**What to do:**
With the pictures left out, write out the records verbatim.

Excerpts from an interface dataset

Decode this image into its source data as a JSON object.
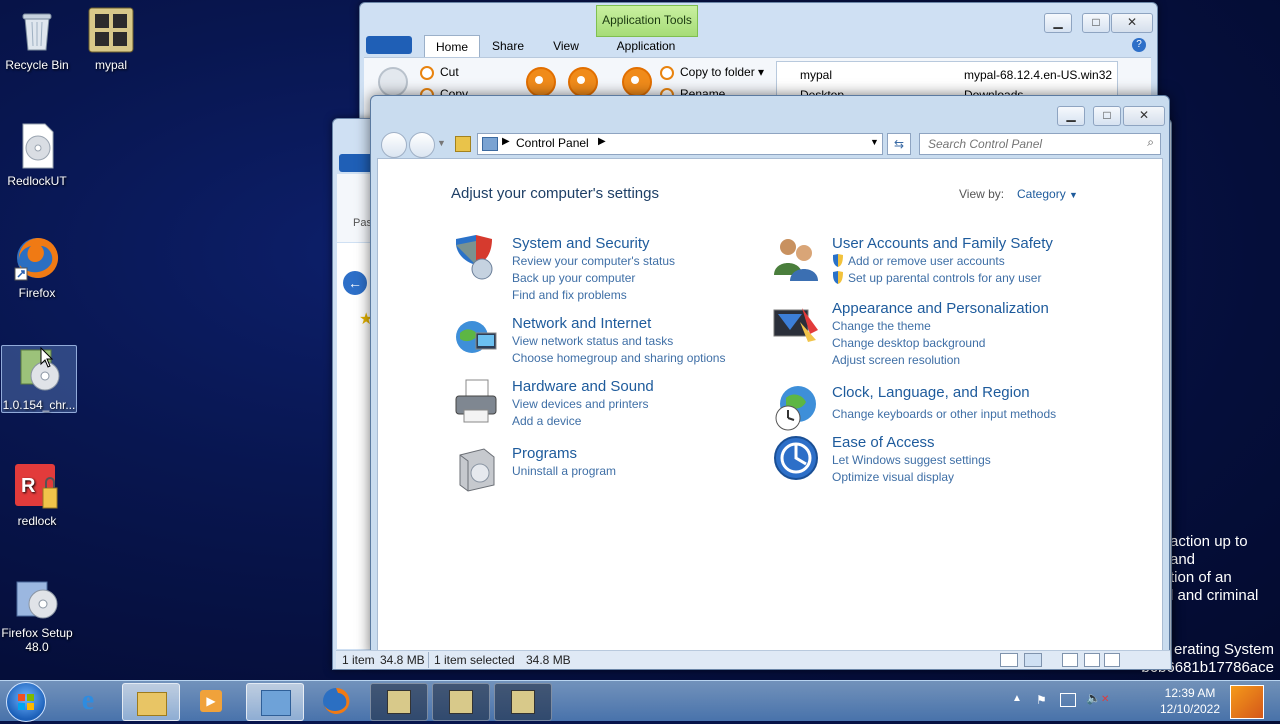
{
  "desktop": {
    "icons": [
      {
        "label": "Recycle Bin"
      },
      {
        "label": "mypal"
      },
      {
        "label": "RedlockUT"
      },
      {
        "label": "Firefox"
      },
      {
        "label": "1.0.154_chr..."
      },
      {
        "label": "redlock"
      },
      {
        "label": "Firefox Setup 48.0"
      }
    ],
    "watermark_lines": [
      "action up to and",
      "tion of an",
      "l and criminal"
    ],
    "watermark_bottom": [
      "erating System",
      "b6b6681b17786ace"
    ]
  },
  "explorer_back": {
    "context_tab": "Application Tools",
    "tabs": [
      "Home",
      "Share",
      "View",
      "Application"
    ],
    "ribbon": {
      "cut": "Cut",
      "copy": "Copy",
      "copy_to": "Copy to folder ▾",
      "rename": "Rename"
    },
    "files": {
      "f1": "mypal",
      "f2": "mypal-68.12.4.en-US.win32",
      "f3": "Desktop",
      "f4": "Downloads"
    },
    "partial_label": "Past"
  },
  "statusbar": {
    "items": "1 item",
    "size1": "34.8 MB",
    "selected": "1 item selected",
    "size2": "34.8 MB"
  },
  "control_panel": {
    "breadcrumb": "Control Panel",
    "search_placeholder": "Search Control Panel",
    "heading": "Adjust your computer's settings",
    "view_by_label": "View by:",
    "view_by_value": "Category",
    "categories": [
      {
        "title": "System and Security",
        "links": [
          "Review your computer's status",
          "Back up your computer",
          "Find and fix problems"
        ]
      },
      {
        "title": "Network and Internet",
        "links": [
          "View network status and tasks",
          "Choose homegroup and sharing options"
        ]
      },
      {
        "title": "Hardware and Sound",
        "links": [
          "View devices and printers",
          "Add a device"
        ]
      },
      {
        "title": "Programs",
        "links": [
          "Uninstall a program"
        ]
      },
      {
        "title": "User Accounts and Family Safety",
        "links": [
          "Add or remove user accounts",
          "Set up parental controls for any user"
        ]
      },
      {
        "title": "Appearance and Personalization",
        "links": [
          "Change the theme",
          "Change desktop background",
          "Adjust screen resolution"
        ]
      },
      {
        "title": "Clock, Language, and Region",
        "links": [
          "Change keyboards or other input methods"
        ]
      },
      {
        "title": "Ease of Access",
        "links": [
          "Let Windows suggest settings",
          "Optimize visual display"
        ]
      }
    ]
  },
  "taskbar": {
    "time": "12:39 AM",
    "date": "12/10/2022"
  }
}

**Output of the task:**
Decode this image into its source data as a JSON object.
{
  "desktop": {
    "icons": [
      {
        "label": "Recycle Bin"
      },
      {
        "label": "mypal"
      },
      {
        "label": "RedlockUT"
      },
      {
        "label": "Firefox"
      },
      {
        "label": "1.0.154_chr..."
      },
      {
        "label": "redlock"
      },
      {
        "label": "Firefox Setup 48.0"
      }
    ],
    "watermark_lines": [
      "action up to and",
      "tion of an",
      "l and criminal"
    ],
    "watermark_bottom": [
      "erating System",
      "b6b6681b17786ace"
    ]
  },
  "explorer_back": {
    "context_tab": "Application Tools",
    "tabs": [
      "Home",
      "Share",
      "View",
      "Application"
    ],
    "ribbon": {
      "cut": "Cut",
      "copy": "Copy",
      "copy_to": "Copy to folder ▾",
      "rename": "Rename"
    },
    "files": {
      "f1": "mypal",
      "f2": "mypal-68.12.4.en-US.win32",
      "f3": "Desktop",
      "f4": "Downloads"
    },
    "partial_label": "Past"
  },
  "statusbar": {
    "items": "1 item",
    "size1": "34.8 MB",
    "selected": "1 item selected",
    "size2": "34.8 MB"
  },
  "control_panel": {
    "breadcrumb": "Control Panel",
    "search_placeholder": "Search Control Panel",
    "heading": "Adjust your computer's settings",
    "view_by_label": "View by:",
    "view_by_value": "Category",
    "categories": [
      {
        "title": "System and Security",
        "links": [
          "Review your computer's status",
          "Back up your computer",
          "Find and fix problems"
        ]
      },
      {
        "title": "Network and Internet",
        "links": [
          "View network status and tasks",
          "Choose homegroup and sharing options"
        ]
      },
      {
        "title": "Hardware and Sound",
        "links": [
          "View devices and printers",
          "Add a device"
        ]
      },
      {
        "title": "Programs",
        "links": [
          "Uninstall a program"
        ]
      },
      {
        "title": "User Accounts and Family Safety",
        "links": [
          "Add or remove user accounts",
          "Set up parental controls for any user"
        ]
      },
      {
        "title": "Appearance and Personalization",
        "links": [
          "Change the theme",
          "Change desktop background",
          "Adjust screen resolution"
        ]
      },
      {
        "title": "Clock, Language, and Region",
        "links": [
          "Change keyboards or other input methods"
        ]
      },
      {
        "title": "Ease of Access",
        "links": [
          "Let Windows suggest settings",
          "Optimize visual display"
        ]
      }
    ]
  },
  "taskbar": {
    "time": "12:39 AM",
    "date": "12/10/2022"
  }
}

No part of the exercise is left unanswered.